=== EXCERPTED DATA ===
◇ ◇ ◇ ◇ ◇
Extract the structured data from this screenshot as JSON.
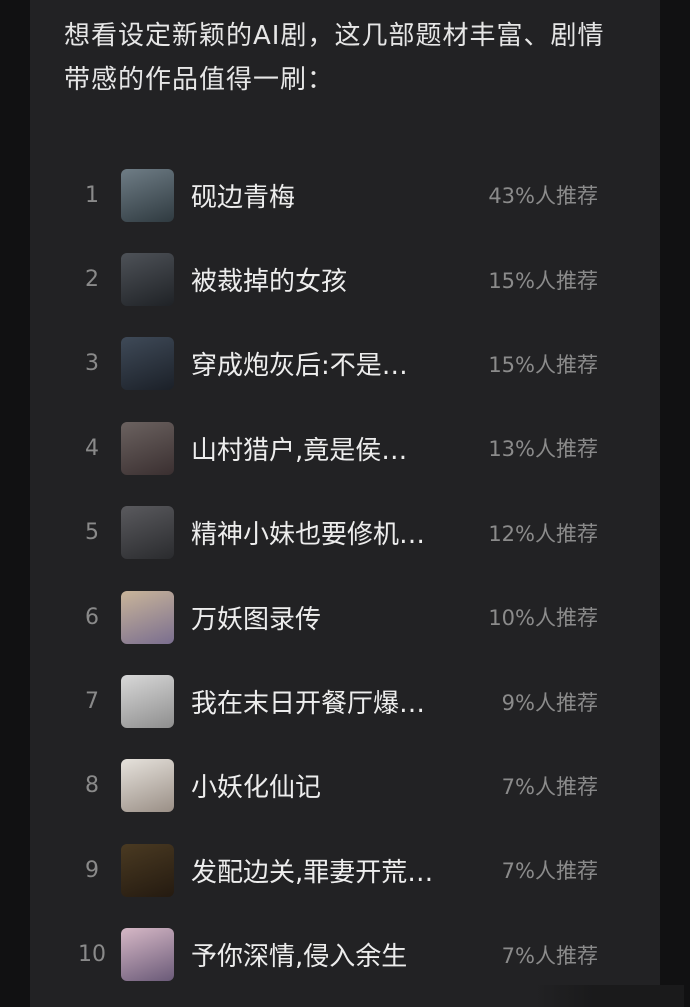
{
  "intro": "想看设定新颖的AI剧，这几部题材丰富、剧情带感的作品值得一刷：",
  "items": [
    {
      "rank": "1",
      "title": "砚边青梅",
      "pct": "43%人推荐",
      "thumb": [
        "#6f7d86",
        "#2f3a40"
      ]
    },
    {
      "rank": "2",
      "title": "被裁掉的女孩",
      "pct": "15%人推荐",
      "thumb": [
        "#4e5258",
        "#1f2226"
      ]
    },
    {
      "rank": "3",
      "title": "穿成炮灰后:不是…",
      "pct": "15%人推荐",
      "thumb": [
        "#3f4a58",
        "#1b2028"
      ]
    },
    {
      "rank": "4",
      "title": "山村猎户,竟是侯…",
      "pct": "13%人推荐",
      "thumb": [
        "#6b6260",
        "#3a2f30"
      ]
    },
    {
      "rank": "5",
      "title": "精神小妹也要修机…",
      "pct": "12%人推荐",
      "thumb": [
        "#5a5a5e",
        "#2a2b2e"
      ]
    },
    {
      "rank": "6",
      "title": "万妖图录传",
      "pct": "10%人推荐",
      "thumb": [
        "#c9b59a",
        "#7a6e8f"
      ]
    },
    {
      "rank": "7",
      "title": "我在末日开餐厅爆…",
      "pct": "9%人推荐",
      "thumb": [
        "#d8d8d8",
        "#8e8e8e"
      ]
    },
    {
      "rank": "8",
      "title": "小妖化仙记",
      "pct": "7%人推荐",
      "thumb": [
        "#e6e2dc",
        "#9a8f86"
      ]
    },
    {
      "rank": "9",
      "title": "发配边关,罪妻开荒…",
      "pct": "7%人推荐",
      "thumb": [
        "#4a3a22",
        "#241a10"
      ]
    },
    {
      "rank": "10",
      "title": "予你深情,侵入余生",
      "pct": "7%人推荐",
      "thumb": [
        "#d6b8c6",
        "#6a5a78"
      ]
    }
  ]
}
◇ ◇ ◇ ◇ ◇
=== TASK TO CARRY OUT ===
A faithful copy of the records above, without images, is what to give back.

=== RESPONSE FOR THIS EXERCISE ===
Extract the structured data from this screenshot as JSON.
{
  "intro": "想看设定新颖的AI剧，这几部题材丰富、剧情带感的作品值得一刷：",
  "items": [
    {
      "rank": "1",
      "title": "砚边青梅",
      "pct": "43%人推荐",
      "thumb": [
        "#6f7d86",
        "#2f3a40"
      ]
    },
    {
      "rank": "2",
      "title": "被裁掉的女孩",
      "pct": "15%人推荐",
      "thumb": [
        "#4e5258",
        "#1f2226"
      ]
    },
    {
      "rank": "3",
      "title": "穿成炮灰后:不是…",
      "pct": "15%人推荐",
      "thumb": [
        "#3f4a58",
        "#1b2028"
      ]
    },
    {
      "rank": "4",
      "title": "山村猎户,竟是侯…",
      "pct": "13%人推荐",
      "thumb": [
        "#6b6260",
        "#3a2f30"
      ]
    },
    {
      "rank": "5",
      "title": "精神小妹也要修机…",
      "pct": "12%人推荐",
      "thumb": [
        "#5a5a5e",
        "#2a2b2e"
      ]
    },
    {
      "rank": "6",
      "title": "万妖图录传",
      "pct": "10%人推荐",
      "thumb": [
        "#c9b59a",
        "#7a6e8f"
      ]
    },
    {
      "rank": "7",
      "title": "我在末日开餐厅爆…",
      "pct": "9%人推荐",
      "thumb": [
        "#d8d8d8",
        "#8e8e8e"
      ]
    },
    {
      "rank": "8",
      "title": "小妖化仙记",
      "pct": "7%人推荐",
      "thumb": [
        "#e6e2dc",
        "#9a8f86"
      ]
    },
    {
      "rank": "9",
      "title": "发配边关,罪妻开荒…",
      "pct": "7%人推荐",
      "thumb": [
        "#4a3a22",
        "#241a10"
      ]
    },
    {
      "rank": "10",
      "title": "予你深情,侵入余生",
      "pct": "7%人推荐",
      "thumb": [
        "#d6b8c6",
        "#6a5a78"
      ]
    }
  ]
}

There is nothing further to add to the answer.